THE RDA FOR PROTEIN NEEDS TO BE CHANGED
While I was in school, I remember those test questions, “The protein RDA for adults is __ grams per kilogram of body weight” The answer is .8 g/kg/bw or .4 grams per pound of body weight. For many years, scientists and scholars have questioned the validity of the RDA’s stance on protein.
In an article titled “Protein ‘requirements’ beyond the RDA: implications for optimizing health,” one of the leading experts in muscle protein synthesis, Dr. Stuart Philips, discusses the following beneficial effects of high protein diets for the general population. (Phillips et al., 2016) He states that RDA for protein needs to be increased. The benefits of high protein diets are:
a.) High-protein diets are beneficial for preventing muscle loss and sarcopenia (i.e., loss of muscle) in the elderly.
b.) Higher protein benefits weight management, losing body fat and preserving lean muscle mass.
c.) Higher protein has beneficial effects on reducing appetite, leading to reduced calories.
d.) Protein (~30 grams per meal) should be evenly distributed throughout the day for optimal benefits.
f.) High-quality meals from animal-based sources (i.e., milk, meat, eggs, poultry) provide a rich source of essential amino acids to stimulate maximal protein synthesis.
PROTEIN AND MUSCLE GROWTH MYTHS AND MISCONCEPTIONS
There are many misconceptions based on protein. Some of the most frequent misconceptions that have been previously discussed are:
* How much protein can the body absorb? The body has an unlimited capacity for absorbing protein in one sitting; however, max protein synthesis plateau after 40 grams. Protein per meal should be 20-40 grams of protein.
*Total protein intake is more important than post-workout protein intake for muscle growth.

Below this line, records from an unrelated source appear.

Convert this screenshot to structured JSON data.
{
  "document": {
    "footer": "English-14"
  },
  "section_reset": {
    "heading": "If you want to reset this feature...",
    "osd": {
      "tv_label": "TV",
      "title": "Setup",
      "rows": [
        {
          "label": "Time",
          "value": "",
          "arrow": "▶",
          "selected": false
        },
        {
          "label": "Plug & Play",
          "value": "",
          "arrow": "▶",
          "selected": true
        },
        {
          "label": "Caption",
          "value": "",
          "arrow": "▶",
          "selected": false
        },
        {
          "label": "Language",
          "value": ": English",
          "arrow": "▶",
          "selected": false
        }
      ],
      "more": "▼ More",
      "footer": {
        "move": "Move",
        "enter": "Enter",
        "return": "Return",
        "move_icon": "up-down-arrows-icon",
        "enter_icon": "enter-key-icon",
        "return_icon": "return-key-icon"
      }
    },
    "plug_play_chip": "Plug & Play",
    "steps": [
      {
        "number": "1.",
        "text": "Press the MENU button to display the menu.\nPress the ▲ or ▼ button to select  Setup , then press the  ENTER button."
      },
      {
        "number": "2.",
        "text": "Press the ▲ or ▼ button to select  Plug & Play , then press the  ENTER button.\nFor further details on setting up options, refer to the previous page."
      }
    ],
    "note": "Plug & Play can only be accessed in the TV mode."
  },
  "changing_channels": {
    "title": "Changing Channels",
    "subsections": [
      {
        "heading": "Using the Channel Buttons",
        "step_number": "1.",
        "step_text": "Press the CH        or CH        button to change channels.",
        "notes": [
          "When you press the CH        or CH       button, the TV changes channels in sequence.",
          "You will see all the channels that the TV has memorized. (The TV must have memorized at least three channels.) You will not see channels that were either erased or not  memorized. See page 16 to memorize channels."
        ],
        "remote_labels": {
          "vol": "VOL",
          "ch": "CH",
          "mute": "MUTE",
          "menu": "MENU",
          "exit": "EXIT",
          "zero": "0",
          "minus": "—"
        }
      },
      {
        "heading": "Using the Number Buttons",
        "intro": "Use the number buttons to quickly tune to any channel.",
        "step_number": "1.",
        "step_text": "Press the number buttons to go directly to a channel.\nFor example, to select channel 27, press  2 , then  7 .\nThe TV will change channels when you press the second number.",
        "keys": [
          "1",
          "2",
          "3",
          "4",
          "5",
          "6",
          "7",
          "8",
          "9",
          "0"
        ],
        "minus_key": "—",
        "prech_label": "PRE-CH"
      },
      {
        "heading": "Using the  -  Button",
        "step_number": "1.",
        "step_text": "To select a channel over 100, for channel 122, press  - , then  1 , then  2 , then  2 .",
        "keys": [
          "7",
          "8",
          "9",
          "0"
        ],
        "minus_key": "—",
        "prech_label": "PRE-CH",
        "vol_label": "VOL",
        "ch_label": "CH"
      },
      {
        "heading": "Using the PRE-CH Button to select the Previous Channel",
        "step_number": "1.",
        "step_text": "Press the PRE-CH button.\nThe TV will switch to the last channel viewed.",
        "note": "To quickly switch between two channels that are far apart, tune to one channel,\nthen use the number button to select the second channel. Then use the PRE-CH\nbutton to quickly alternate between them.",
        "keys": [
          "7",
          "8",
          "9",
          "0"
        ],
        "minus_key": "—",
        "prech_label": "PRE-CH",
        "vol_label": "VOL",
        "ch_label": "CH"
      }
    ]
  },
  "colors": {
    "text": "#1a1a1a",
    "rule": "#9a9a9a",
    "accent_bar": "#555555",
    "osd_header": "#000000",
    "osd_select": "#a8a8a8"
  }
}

*Whey protein is rich in leucine; anything above 3 grams of leucine will not further increase protein synthesis.
*Intermittent fasting studies have shown that less protein spaced out throughout the day results in similar muscle mass gains when total protein intake is similar.
*People with normal functioning kidneys have not been shown to experience adverse effects when consuming a high-protein diet.
Another commonly asked question is, “Does Protein Make You Constipated?” Protein does not cause constipation, but lack of fiber is the cause. In a literature review that looked at macro intake and constipation, sugary products, sodium, and higher calorie consumption were associated with constipation.(Abou Sawan et al., 2022)
For many lifters, it has been recommended that you consume more than 1g protein per pound of body weight to gain muscle mass. Is there any truth to this?
PROTEIN: 1 GRAM PER POUND OF BODY WEIGHT TO GAIN MUSCLE.
Bodybuilders have been told that you need 1 gram of protein per pound of body weight to gain muscle. If you consume less protein, are you going to lose muscle?
Here is a breakdown of the studies investigating protein intake and muscle gains.
- A 2020 study analyzed studies with over 5,402 participants and 105 articles research studies. The researchers found that protein intake in a wide range of protein dosages (.5-3.5 g/kg/bw or .3 to 1.6 grams per pound of body weight) increased lean muscle mass. The researchers found that protein intake above 1.3 g/kg/bw or .6 grams per pound of body weight was the point at which greater protein intake was not associated with greater increases in muscle mass.(Tagawa et al., 2020)
- A 2016 study analyzed a high-protein diet with different forms of protein. Groups received whey protein concentrate, whey protein concentrate with lactoferrin, or hydrolyzed whey protein in conjunction with resistance exercise.
- All groups consumed a high protein diet greater than 1.58 g/kg of body weight or .7 grams per pound of body weight during the 8-week study. At the end of the study, the whey protein hydrolysate group lost more fat, but the changes in muscle mass were the same between the groups. (Lockwood et al., 2017)